Edited on: February 6, 2009 4:36 pm
 

Change is in the Cards

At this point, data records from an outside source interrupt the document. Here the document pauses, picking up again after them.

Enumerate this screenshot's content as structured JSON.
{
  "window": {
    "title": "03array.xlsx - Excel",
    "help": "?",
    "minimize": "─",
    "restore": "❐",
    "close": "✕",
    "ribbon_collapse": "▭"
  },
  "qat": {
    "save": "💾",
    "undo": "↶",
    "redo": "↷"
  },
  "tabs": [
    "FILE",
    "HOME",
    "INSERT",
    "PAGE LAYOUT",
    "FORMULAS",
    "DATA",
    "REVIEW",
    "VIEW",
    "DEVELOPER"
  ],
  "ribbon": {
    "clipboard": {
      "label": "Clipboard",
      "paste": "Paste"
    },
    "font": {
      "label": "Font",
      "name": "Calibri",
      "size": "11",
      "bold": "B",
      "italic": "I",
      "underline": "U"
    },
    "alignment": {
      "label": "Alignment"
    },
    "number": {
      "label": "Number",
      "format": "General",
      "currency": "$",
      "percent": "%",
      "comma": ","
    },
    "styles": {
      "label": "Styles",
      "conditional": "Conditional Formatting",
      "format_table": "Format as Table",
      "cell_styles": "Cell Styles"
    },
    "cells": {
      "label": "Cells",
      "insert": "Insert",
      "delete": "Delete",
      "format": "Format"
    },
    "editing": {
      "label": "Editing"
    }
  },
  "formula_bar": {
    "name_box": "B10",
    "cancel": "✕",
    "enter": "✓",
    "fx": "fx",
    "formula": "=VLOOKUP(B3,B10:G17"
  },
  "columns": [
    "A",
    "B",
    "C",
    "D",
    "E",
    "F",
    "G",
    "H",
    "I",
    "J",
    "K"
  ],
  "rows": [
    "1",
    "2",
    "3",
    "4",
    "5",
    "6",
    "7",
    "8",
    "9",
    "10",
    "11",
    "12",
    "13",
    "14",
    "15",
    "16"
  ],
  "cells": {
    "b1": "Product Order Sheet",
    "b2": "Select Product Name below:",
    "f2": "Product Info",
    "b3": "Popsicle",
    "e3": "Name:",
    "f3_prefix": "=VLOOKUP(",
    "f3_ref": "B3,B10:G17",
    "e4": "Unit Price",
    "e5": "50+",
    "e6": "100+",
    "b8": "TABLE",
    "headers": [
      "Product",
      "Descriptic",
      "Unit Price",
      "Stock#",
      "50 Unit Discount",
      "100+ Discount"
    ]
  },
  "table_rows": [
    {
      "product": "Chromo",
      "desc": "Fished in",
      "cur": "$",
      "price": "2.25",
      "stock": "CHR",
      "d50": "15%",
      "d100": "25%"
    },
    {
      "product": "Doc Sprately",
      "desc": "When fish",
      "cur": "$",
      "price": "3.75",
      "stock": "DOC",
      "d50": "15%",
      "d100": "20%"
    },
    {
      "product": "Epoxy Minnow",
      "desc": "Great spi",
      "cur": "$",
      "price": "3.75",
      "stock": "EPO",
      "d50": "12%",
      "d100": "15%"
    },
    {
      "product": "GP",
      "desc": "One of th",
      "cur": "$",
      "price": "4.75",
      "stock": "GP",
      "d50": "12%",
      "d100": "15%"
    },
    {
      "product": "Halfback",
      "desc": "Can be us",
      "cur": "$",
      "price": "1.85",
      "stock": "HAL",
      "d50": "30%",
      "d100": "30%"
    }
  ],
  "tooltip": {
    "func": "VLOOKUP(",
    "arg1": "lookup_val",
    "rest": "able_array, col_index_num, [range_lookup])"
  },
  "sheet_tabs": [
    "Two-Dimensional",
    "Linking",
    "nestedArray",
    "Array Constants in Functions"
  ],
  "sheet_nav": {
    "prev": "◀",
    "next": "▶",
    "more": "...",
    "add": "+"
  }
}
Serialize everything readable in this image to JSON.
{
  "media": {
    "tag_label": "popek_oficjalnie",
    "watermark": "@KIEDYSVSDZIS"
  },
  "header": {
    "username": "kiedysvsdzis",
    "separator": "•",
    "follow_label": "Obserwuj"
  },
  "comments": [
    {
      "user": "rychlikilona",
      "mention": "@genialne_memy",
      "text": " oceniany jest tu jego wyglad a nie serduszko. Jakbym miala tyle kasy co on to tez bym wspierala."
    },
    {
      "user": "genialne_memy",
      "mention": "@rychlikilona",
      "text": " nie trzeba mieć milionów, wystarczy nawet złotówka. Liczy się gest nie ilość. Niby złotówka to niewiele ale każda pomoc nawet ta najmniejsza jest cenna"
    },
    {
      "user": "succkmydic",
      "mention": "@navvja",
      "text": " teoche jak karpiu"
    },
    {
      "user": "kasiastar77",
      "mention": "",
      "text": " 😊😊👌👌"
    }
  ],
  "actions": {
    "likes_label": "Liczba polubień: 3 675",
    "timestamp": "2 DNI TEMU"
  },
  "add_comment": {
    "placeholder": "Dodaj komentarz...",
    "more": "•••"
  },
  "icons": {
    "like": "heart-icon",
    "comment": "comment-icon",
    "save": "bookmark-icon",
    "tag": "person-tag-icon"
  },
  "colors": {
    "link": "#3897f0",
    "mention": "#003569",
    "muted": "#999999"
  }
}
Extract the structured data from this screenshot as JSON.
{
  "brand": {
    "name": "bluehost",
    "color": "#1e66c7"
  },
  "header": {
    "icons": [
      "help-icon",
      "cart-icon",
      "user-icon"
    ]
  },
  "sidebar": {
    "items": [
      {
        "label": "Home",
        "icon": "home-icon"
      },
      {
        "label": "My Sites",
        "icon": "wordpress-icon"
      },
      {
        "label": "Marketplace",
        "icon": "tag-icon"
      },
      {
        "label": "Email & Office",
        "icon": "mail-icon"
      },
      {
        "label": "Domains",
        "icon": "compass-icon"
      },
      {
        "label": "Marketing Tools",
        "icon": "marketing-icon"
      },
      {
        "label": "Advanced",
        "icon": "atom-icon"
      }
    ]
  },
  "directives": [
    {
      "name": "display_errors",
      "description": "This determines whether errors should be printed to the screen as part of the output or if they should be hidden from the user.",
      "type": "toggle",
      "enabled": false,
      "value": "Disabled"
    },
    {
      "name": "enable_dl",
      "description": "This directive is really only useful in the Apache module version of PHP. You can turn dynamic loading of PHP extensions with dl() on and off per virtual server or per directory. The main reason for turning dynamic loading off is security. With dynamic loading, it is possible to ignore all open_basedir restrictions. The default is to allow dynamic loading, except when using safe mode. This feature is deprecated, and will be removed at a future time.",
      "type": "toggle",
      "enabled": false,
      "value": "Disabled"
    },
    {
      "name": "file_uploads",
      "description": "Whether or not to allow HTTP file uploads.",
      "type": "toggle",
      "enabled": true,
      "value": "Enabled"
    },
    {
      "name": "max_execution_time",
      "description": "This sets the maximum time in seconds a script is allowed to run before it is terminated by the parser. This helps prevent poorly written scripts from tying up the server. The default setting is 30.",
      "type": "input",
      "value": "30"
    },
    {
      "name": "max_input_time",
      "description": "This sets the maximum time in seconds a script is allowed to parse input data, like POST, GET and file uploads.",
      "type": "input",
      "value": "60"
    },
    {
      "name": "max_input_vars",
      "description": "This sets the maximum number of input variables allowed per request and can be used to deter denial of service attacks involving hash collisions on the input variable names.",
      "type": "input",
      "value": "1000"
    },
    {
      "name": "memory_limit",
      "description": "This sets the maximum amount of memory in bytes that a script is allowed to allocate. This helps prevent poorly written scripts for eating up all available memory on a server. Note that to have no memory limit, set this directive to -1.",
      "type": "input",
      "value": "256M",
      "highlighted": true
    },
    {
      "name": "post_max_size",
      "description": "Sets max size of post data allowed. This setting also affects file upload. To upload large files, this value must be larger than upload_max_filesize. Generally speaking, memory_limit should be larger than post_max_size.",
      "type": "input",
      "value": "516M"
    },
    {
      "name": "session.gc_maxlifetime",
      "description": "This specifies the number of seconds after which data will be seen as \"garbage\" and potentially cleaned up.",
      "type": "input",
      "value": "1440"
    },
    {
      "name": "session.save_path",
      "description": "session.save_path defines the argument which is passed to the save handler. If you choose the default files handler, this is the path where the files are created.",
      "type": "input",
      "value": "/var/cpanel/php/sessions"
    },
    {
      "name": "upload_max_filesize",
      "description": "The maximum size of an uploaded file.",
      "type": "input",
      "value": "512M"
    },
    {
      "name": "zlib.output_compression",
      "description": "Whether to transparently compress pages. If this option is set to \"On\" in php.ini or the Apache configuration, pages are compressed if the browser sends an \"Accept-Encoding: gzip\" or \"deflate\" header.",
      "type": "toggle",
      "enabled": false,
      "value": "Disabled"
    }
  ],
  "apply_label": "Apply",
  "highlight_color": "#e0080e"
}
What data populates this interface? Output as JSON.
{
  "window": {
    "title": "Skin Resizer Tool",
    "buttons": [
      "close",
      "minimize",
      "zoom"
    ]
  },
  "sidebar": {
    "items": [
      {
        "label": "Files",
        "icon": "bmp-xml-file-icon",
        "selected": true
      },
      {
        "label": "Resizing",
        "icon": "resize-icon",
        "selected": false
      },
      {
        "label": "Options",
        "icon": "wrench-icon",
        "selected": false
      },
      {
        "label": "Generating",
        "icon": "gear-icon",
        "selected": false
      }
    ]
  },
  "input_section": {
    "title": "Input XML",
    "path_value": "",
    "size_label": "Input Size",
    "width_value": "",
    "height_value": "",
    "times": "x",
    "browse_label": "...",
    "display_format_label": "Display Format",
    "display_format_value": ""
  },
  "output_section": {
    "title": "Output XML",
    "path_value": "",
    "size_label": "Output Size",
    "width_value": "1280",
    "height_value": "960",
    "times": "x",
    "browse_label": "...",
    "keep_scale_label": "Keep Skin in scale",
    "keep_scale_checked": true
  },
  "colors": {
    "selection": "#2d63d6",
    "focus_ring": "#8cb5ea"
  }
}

Cardinals fans are dealt another blow today as it is rumored that Todd Haley is going to be the new coach of the Kansas City Chiefs.  He guided this offense to the Super Bowl, and made some brilliant calls at times.  He will be a huge loss no doubt, but this does not mean the Cardinals offense will suddenly be anemic.  Kurt Warner is most likely coming back, and he’ll have two years experience working with Larry Fitzgerald, and Anquan Boldin should he be back.  Knowing your receiver is a huge element of a QB’s success.  Steve Breaston has emerged as a great second receiver, which is the role he had for a considerable amount of games this season.

 

This is just the beginning Cards fans.  Karlos Dansby stated he thinks it would be exciting to play in New York.  Antrelle Rolle, who was a very poor CB his first handful of years for the Cards, has emerged as a decent safety and will most likely be gone as well.  And Anquan Boldin…who knows. 

 

He is a great player, and an intense player who gives his all every time he’s on the field. But do the Cards need to spend that money on him, or could it be spent better elsewhere.  He did not play the first two playoff games and was very limited in the NFC Championship, and he was out for part of the regular season.  He’ll be 29 years old and could have already had his pinnacle as a player. 

 

It’s not as bad as it seems.  The Cardinals were going to lose some key players.  The Steelers will lose some key players as well.  Every Super Bowl team loses key coaches and players.  I hope that this taste of success has wet Michael Bidwell’s beak, and he is motivated to spend some money. 

 

Have faith Cards fans, this team will be back in the playoffs with most of the key players in tact, and hopefully a couple of good free agents and solid draft picks.

Category: NFL
Posted on: February 5, 2009 12:25 pm
 

Goodbye Suns

The Phoenix Suns that have been one of the top teams in the NBA for the past five years are done.  They faded away last year and this season are a distant memory, a shell of their former selves.  They used to dominate the league outside of the Spurs, but now they are getting beat regularly by the bottom feeders of the NBA.  They will be lucky to get the eighth spot in the playoffs and will probably get tossed out of the playoffs almost as soon as they get in, if indeed they do. 

 

The team is lazy.  They don’t play defense.  They don’t seem like they want to be there, and they don’t seem like they really even get along with each other that much.  A team with Nash, Shaq, Amare, and Richardson should not be getting blown out by the Warriors, Bulls, and Bobcats. 

 

It’s time to move some pieces.  They aren’t playing with each other anyway, so time to try something else.  Time to let Terry Porter mold them into the style of team that he can coach, not a half cocked version of the D’Antoni era. 

 

Suns fans better stock up on supplies and hunker down because the storm is about to come.  There will be several years where the team is not going to be competitive.  It’s not going to be the Suns team that everyone has become accustomed to.  Bottom line, the party is over and it’s time to clean up.

Category: NBA
Tags: Phoenix, Suns
 
 
 
 
 
The views expressed in this blog are solely those of the author and do not reflect the views of CBS Sports or CBSSports.com